NOVA: Ghosts Of Machu Picchu
Airs Wednesday, October 31, 2012 at 9 p.m. on KPBS TV
Monday, October 29, 2012
Perched atop a mountain crest, mysteriously abandoned more than four centuries ago, Machu Picchu is the most famous archeological ruin in the Western hemisphere and an iconic symbol of the power and engineering prowess of the Inca.
Inca Skull Surgery
The Inca were not only skilled engineers and warriors but also successful surgeons. Five hundred years ago, without the benefit of steel scalpels or antibiotics, the Inca performed a type of operation called trepanation—literally carving holes in patients' skulls. How did they do it, and why? In this audio slideshow, bioarcheologist Valerie Andrushko of Southern Connecticut State University explains.
In the years since Machu Picchu was discovered by Hiram Bingham in 1911, there have been countless theories about this "Lost City of the Incas," yet it remains an enigma. Why did the Incas build it on such an inaccessible site, clinging to the steep face of a mountain? Who lived among its stone buildings, farmed its emerald green terraces, and drank from its sophisticated aqueduct system?
NOVA joins a new generation of archeologists as they probe areas of Machu Picchu that haven't been touched since the time of the Incas and unearth burials of the people who built the sacred site. "Ghosts Of Machu Picchu" explores the extraordinary trail of clues that began on that fateful day in 1911 and continues to the present.
Rise of the Inca
The growth of the Inca Empire can only be described as meteoric. Though precise dates for its beginnings remain elusive, the realm known to the Inca as Tahuantinsuyu, or "The Four Parts Together," arose sometime in the early 1400s and ended in 1532, when the Spaniard Pizarro captured and executed the final Inca ruler, Atahualpa, dealing a fatal blow to what had been the largest indigenous empire in the Americas. How did the Incas rise so quickly?
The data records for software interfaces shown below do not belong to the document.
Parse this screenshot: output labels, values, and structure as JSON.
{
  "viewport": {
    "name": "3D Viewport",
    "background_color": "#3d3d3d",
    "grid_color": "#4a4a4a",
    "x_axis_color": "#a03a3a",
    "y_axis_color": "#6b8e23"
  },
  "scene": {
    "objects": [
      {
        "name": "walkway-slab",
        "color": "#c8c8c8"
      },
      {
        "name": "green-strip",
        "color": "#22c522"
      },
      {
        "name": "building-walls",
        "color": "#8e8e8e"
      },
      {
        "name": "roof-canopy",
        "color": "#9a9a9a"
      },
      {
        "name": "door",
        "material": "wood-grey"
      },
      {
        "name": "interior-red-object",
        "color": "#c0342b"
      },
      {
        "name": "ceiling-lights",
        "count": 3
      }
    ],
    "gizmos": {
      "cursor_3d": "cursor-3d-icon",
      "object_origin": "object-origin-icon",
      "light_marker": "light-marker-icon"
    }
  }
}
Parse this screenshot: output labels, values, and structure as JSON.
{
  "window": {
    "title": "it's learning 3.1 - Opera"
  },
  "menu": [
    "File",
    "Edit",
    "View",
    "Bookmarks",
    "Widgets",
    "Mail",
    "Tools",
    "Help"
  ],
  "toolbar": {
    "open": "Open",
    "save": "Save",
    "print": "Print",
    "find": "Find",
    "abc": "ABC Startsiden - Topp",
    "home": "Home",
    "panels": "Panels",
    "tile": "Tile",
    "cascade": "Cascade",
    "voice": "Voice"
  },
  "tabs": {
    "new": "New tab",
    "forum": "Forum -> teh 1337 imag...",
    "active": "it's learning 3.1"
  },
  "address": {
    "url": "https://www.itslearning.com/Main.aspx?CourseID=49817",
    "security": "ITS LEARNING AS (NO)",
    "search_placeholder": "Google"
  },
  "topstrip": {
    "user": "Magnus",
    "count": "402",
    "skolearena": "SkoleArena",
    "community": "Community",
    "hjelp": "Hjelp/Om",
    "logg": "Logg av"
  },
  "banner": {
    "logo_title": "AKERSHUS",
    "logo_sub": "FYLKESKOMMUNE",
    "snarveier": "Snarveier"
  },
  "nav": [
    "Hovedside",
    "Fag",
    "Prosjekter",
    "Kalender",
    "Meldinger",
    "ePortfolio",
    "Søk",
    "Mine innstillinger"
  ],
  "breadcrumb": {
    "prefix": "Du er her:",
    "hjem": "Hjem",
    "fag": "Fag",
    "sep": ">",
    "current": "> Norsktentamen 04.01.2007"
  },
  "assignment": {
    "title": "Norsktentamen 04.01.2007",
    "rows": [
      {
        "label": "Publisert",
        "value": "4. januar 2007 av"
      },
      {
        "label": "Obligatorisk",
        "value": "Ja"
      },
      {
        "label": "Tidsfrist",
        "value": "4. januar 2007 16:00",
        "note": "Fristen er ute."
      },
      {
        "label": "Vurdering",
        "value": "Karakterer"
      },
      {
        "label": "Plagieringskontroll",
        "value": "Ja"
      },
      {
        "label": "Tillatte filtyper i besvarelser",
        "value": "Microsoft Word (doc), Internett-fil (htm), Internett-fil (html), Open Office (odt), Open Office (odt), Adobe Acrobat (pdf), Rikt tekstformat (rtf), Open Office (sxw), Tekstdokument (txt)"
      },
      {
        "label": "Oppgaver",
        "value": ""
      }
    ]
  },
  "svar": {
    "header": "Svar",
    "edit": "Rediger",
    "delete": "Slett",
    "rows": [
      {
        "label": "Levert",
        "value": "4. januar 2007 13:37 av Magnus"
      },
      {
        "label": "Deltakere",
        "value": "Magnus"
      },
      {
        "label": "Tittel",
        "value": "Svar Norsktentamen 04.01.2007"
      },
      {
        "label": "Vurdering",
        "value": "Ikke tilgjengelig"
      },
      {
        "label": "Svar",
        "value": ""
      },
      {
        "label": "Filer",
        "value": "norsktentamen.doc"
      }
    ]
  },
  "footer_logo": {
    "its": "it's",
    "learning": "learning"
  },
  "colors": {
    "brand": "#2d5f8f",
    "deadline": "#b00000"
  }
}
In this interview, Terence D'Altroy, a professor of anthropology at Columbia University and author of "The Incas," describes the diverse and innovative strategies that helped secure the Incas a domain almost as vast as the Roman Empire.